- [Task details] Will you write out the data exactly, excluding every picture?

Recorded data:
──────────
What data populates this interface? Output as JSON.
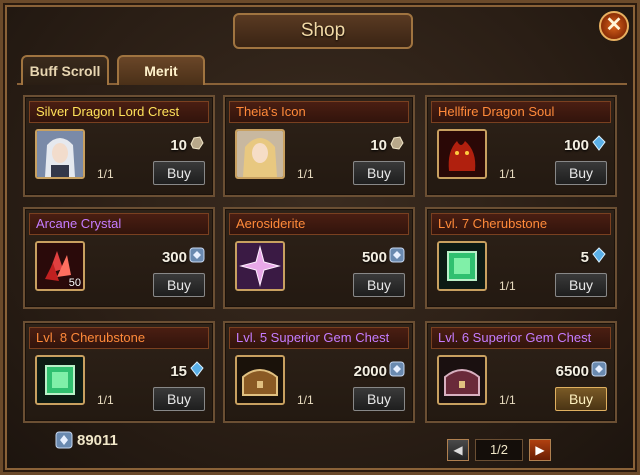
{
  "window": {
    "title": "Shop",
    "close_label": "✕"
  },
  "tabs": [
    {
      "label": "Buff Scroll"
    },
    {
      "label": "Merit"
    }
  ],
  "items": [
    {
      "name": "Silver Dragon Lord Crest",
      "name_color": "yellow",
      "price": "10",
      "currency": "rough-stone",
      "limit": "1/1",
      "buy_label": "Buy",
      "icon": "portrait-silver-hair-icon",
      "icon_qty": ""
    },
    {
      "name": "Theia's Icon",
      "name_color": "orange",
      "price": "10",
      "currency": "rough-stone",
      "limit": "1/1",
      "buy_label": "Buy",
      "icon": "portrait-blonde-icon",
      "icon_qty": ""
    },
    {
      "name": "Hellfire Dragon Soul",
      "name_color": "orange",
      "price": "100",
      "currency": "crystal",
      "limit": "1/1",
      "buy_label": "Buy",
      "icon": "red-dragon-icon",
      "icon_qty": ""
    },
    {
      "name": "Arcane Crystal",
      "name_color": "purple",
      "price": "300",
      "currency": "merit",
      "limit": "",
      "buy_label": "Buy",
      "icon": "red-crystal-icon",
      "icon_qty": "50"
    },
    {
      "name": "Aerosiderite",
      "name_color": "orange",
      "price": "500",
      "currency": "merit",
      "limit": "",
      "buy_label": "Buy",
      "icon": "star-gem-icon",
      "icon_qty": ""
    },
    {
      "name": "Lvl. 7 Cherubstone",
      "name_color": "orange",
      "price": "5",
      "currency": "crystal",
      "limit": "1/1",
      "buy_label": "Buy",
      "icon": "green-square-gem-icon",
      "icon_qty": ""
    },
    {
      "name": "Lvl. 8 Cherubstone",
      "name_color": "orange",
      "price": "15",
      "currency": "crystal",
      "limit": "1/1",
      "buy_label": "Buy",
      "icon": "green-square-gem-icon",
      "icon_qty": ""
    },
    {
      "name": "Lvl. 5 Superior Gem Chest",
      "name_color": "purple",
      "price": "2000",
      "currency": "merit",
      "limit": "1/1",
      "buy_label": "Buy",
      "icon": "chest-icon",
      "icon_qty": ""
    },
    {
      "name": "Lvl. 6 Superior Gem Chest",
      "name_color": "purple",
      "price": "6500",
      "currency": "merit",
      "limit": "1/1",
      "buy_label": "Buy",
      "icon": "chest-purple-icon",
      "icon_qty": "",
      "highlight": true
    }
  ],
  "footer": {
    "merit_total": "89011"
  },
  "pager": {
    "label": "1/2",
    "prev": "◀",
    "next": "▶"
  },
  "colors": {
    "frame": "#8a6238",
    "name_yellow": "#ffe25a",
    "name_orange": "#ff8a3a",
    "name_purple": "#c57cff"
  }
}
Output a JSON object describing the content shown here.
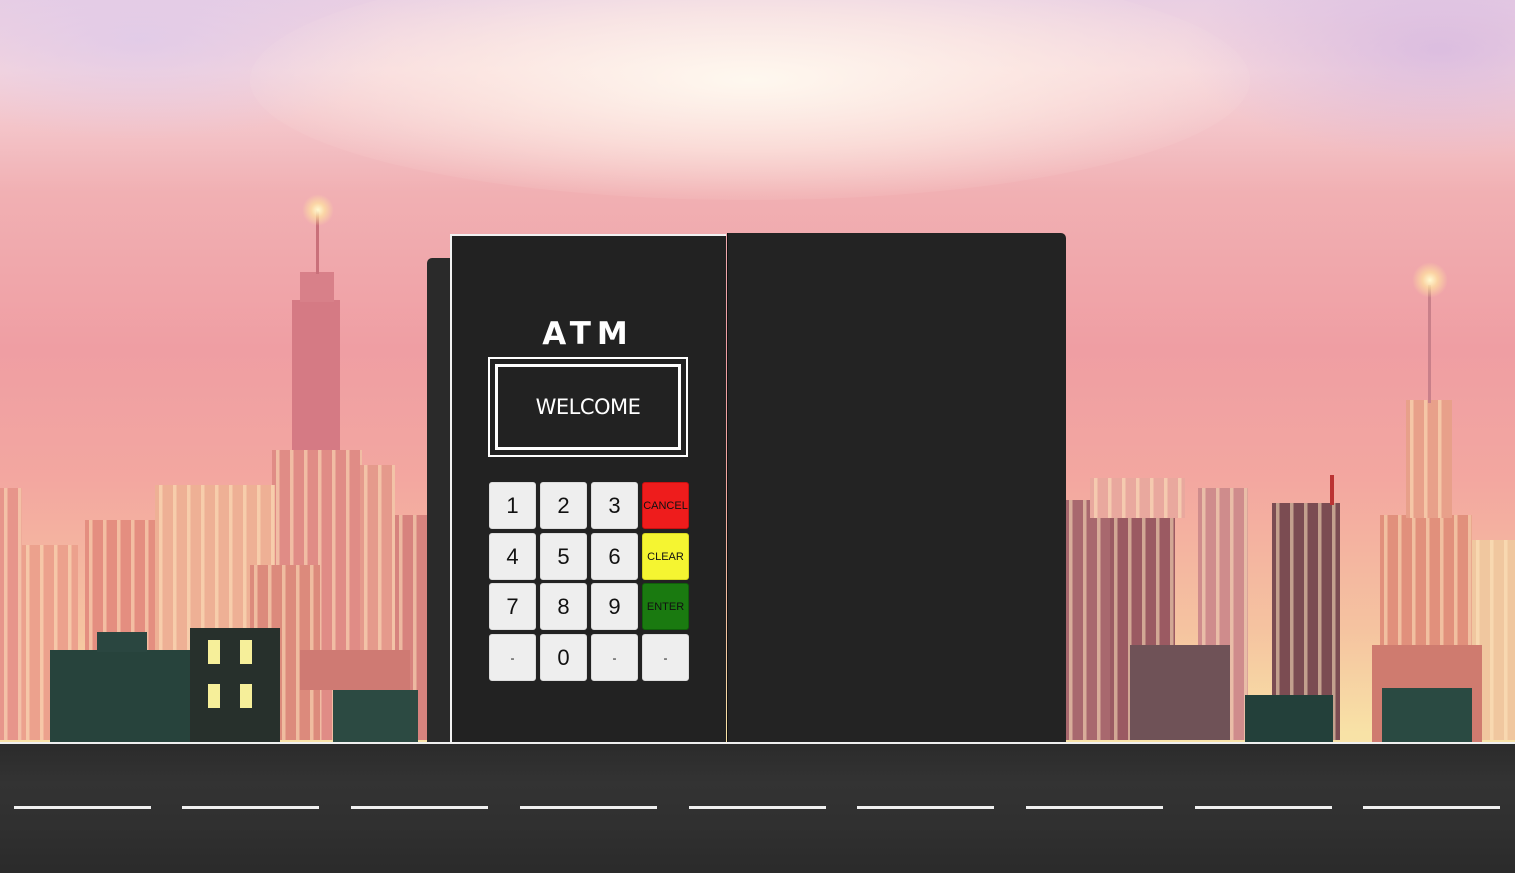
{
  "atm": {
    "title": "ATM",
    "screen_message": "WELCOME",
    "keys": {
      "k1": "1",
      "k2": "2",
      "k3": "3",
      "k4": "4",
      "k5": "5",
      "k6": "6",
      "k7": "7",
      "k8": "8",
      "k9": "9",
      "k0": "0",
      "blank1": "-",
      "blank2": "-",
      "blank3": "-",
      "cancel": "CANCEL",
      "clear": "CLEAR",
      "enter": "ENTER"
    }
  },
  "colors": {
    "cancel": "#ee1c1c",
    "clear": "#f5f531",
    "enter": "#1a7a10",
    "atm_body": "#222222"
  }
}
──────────
- [Written solution]
What data populates this interface? Output as JSON.
{
  "window": {
    "title": "Shop",
    "close_label": "✕"
  },
  "tabs": [
    {
      "label": "Buff Scroll"
    },
    {
      "label": "Merit"
    }
  ],
  "items": [
    {
      "name": "Silver Dragon Lord Crest",
      "name_color": "yellow",
      "price": "10",
      "currency": "rough-stone",
      "limit": "1/1",
      "buy_label": "Buy",
      "icon": "portrait-silver-hair-icon",
      "icon_qty": ""
    },
    {
      "name": "Theia's Icon",
      "name_color": "orange",
      "price": "10",
      "currency": "rough-stone",
      "limit": "1/1",
      "buy_label": "Buy",
      "icon": "portrait-blonde-icon",
      "icon_qty": ""
    },
    {
      "name": "Hellfire Dragon Soul",
      "name_color": "orange",
      "price": "100",
      "currency": "crystal",
      "limit": "1/1",
      "buy_label": "Buy",
      "icon": "red-dragon-icon",
      "icon_qty": ""
    },
    {
      "name": "Arcane Crystal",
      "name_color": "purple",
      "price": "300",
      "currency": "merit",
      "limit": "",
      "buy_label": "Buy",
      "icon": "red-crystal-icon",
      "icon_qty": "50"
    },
    {
      "name": "Aerosiderite",
      "name_color": "orange",
      "price": "500",
      "currency": "merit",
      "limit": "",
      "buy_label": "Buy",
      "icon": "star-gem-icon",
      "icon_qty": ""
    },
    {
      "name": "Lvl. 7 Cherubstone",
      "name_color": "orange",
      "price": "5",
      "currency": "crystal",
      "limit": "1/1",
      "buy_label": "Buy",
      "icon": "green-square-gem-icon",
      "icon_qty": ""
    },
    {
      "name": "Lvl. 8 Cherubstone",
      "name_color": "orange",
      "price": "15",
      "currency": "crystal",
      "limit": "1/1",
      "buy_label": "Buy",
      "icon": "green-square-gem-icon",
      "icon_qty": ""
    },
    {
      "name": "Lvl. 5 Superior Gem Chest",
      "name_color": "purple",
      "price": "2000",
      "currency": "merit",
      "limit": "1/1",
      "buy_label": "Buy",
      "icon": "chest-icon",
      "icon_qty": ""
    },
    {
      "name": "Lvl. 6 Superior Gem Chest",
      "name_color": "purple",
      "price": "6500",
      "currency": "merit",
      "limit": "1/1",
      "buy_label": "Buy",
      "icon": "chest-purple-icon",
      "icon_qty": "",
      "highlight": true
    }
  ],
  "footer": {
    "merit_total": "89011"
  },
  "pager": {
    "label": "1/2",
    "prev": "◀",
    "next": "▶"
  },
  "colors": {
    "frame": "#8a6238",
    "name_yellow": "#ffe25a",
    "name_orange": "#ff8a3a",
    "name_purple": "#c57cff"
  }
}
Output a JSON object describing the content shown here.
{
  "atm": {
    "title": "ATM",
    "screen_message": "WELCOME",
    "keys": {
      "k1": "1",
      "k2": "2",
      "k3": "3",
      "k4": "4",
      "k5": "5",
      "k6": "6",
      "k7": "7",
      "k8": "8",
      "k9": "9",
      "k0": "0",
      "blank1": "-",
      "blank2": "-",
      "blank3": "-",
      "cancel": "CANCEL",
      "clear": "CLEAR",
      "enter": "ENTER"
    }
  },
  "colors": {
    "cancel": "#ee1c1c",
    "clear": "#f5f531",
    "enter": "#1a7a10",
    "atm_body": "#222222"
  }
}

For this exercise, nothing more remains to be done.